Differentiate yourself and open up a wealth of new career opportunities at home and abroad by learning Arabic!
77.2 Million speakers
Spoken in 54 countries
Category 1 (24 weeks)
If you’re not prepared to put in the time to learn a category 5 language like Mandarin or Arabic, there are more approachable options for busy professionals!
While it’s no longer considered the global language of culture, French is still an official language in a number of international institutions including the UN, the European Union, and the Olympics Committee.
However, is French really useful for anyone who isn’t planning to travel extensively in France? Some experts think that French might actually be the language of the future. The reason for this is that French-speaking languages are some of the fastest-growing in the world.

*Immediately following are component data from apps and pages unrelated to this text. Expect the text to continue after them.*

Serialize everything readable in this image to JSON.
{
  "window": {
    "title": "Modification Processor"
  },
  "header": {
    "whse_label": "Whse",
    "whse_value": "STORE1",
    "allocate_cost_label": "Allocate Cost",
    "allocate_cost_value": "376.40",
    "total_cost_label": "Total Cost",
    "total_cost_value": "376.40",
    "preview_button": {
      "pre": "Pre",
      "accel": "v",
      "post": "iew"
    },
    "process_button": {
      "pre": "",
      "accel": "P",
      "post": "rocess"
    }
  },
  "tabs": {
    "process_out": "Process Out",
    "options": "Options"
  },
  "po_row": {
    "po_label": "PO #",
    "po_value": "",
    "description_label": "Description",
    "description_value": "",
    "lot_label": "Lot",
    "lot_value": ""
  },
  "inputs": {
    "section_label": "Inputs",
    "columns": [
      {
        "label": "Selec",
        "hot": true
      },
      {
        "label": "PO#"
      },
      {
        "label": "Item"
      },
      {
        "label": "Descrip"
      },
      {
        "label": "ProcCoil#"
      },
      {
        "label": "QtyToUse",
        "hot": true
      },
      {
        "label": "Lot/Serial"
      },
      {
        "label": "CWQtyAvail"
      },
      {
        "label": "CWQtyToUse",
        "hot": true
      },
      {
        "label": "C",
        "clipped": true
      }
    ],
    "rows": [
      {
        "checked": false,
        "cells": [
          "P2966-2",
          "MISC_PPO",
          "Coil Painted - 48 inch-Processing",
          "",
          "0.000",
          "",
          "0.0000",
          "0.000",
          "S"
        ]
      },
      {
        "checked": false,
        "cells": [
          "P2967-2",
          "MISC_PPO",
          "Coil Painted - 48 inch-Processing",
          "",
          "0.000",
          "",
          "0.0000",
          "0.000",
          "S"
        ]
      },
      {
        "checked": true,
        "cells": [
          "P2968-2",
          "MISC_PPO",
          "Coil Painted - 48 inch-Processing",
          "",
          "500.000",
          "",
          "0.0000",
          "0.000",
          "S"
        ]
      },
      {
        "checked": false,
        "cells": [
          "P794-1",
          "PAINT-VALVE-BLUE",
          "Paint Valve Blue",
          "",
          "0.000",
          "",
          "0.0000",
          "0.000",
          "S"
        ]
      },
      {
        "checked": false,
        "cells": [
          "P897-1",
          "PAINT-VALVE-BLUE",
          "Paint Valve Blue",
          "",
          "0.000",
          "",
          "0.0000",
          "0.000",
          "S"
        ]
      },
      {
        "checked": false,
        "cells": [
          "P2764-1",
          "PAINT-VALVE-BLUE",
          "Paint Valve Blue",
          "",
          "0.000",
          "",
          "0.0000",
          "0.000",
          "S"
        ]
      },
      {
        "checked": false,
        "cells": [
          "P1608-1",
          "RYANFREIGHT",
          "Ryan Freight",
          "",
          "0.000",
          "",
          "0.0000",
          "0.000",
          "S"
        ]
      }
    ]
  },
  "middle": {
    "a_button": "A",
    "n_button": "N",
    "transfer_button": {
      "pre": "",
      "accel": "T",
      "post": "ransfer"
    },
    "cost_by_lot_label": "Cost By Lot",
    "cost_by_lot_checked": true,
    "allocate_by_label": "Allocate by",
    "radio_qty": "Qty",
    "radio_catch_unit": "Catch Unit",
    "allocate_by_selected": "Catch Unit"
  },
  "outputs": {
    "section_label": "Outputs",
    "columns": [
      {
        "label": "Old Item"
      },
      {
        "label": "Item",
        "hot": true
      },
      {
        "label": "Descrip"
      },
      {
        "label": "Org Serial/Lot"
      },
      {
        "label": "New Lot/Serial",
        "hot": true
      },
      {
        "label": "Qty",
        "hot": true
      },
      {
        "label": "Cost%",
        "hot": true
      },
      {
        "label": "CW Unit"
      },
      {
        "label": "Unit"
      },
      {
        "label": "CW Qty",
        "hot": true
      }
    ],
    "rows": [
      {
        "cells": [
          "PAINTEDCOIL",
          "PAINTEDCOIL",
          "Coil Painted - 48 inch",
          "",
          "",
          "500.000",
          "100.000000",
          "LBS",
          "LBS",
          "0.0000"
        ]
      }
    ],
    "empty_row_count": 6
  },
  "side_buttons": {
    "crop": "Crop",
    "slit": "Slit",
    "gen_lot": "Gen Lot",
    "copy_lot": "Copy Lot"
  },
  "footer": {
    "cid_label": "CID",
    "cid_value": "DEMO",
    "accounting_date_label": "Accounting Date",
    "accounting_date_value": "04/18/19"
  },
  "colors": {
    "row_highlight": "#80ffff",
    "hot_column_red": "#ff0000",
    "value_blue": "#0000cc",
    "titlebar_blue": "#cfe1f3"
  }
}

Some projections show that that French will be spoken by 750 million by 2050 - and a study by investment bank Natixis concluded that French could be more widely spoken than Mandarin and English at that time.
460 Million speakers
Spoken in 31 countries
Category 1 (24 weeks)
Did you know that there are more Spanish-speakers in the US than in Spain? Spanish distinguishes itself from the others on this list because it is useful for every American to know.
Whether you are a cashier or CEO, you likely encounter situations where speaking or just understanding Spanish would come in handy.
A study by Korn/Ferry found that 79% of North American recruiters listed Spanish as the additional language most in-demand by employers. If you are looking for the language most likely to improve your chances of being hired, Spanish seems like a pretty safe bet!
76.1 Million speakers
Spoken in 28 countries
Category 2 (30 weeks)
If you have ever dreamed of working in Europe, or want to improve your resume in the eyes of companies that do a large amount of business with Europe - German would be an excellent choice for you!
One reason for this is that Germany is currently the largest European trading partner with the US. If you work for a large company, the chances that your organization has some kind of dealings with German companies is high. Fluency in German will also be a huge boost to your resume if you are looking to work for one of the many German companies that operate internationally.
If you’d like to work for a German company in Germany, learning the language will clearly be an essential step. With German the most spoken language in the EU and Germany the largest economy in Europe (and fourth worldwide), Germany is a great place to be for ambitious professionals.
Despite some tricky grammar, German is actually surprisingly easy for English-speakers to learn. Both are Germanic in origin and therefore share a large number of words. Many might find it easier to learn German than Spanish or French though it is rated as harder.
128 Million speakers
Spoken in 2 countries
Category 5 (88 weeks)
Of all the languages mentioned in this article, Japanese is likely the most important to learn if you hope to do business with native speakers. That’s because a recent survey by Rakuten Research found that a staggering 70% of respondents rated themselves as poor or very poor at English. Only 8.7% considered themselves to be good or very good at English.
Combine this with a country that was almost completely isolated not so long ago, and it’s no wonder that international companies have a hard time breaking into the desirable Japanese economy - currently the the third largest globally with a GDP of nearly 5 trillion.
By challenging yourself to learn Japanese, you will become invaluable to any company interested looking to do business in Japan.
Fluency in Japanese will also help you get hired in Japan. Japanese employers already highly value English speakers, and speaking Japanese as well will put you firmly ahead of competitors. If you consider the percentage of Japanese people uncomfortable with their English skills, learning Japanese will also be essential to fitting in and understanding the culture if you choose to move there for work.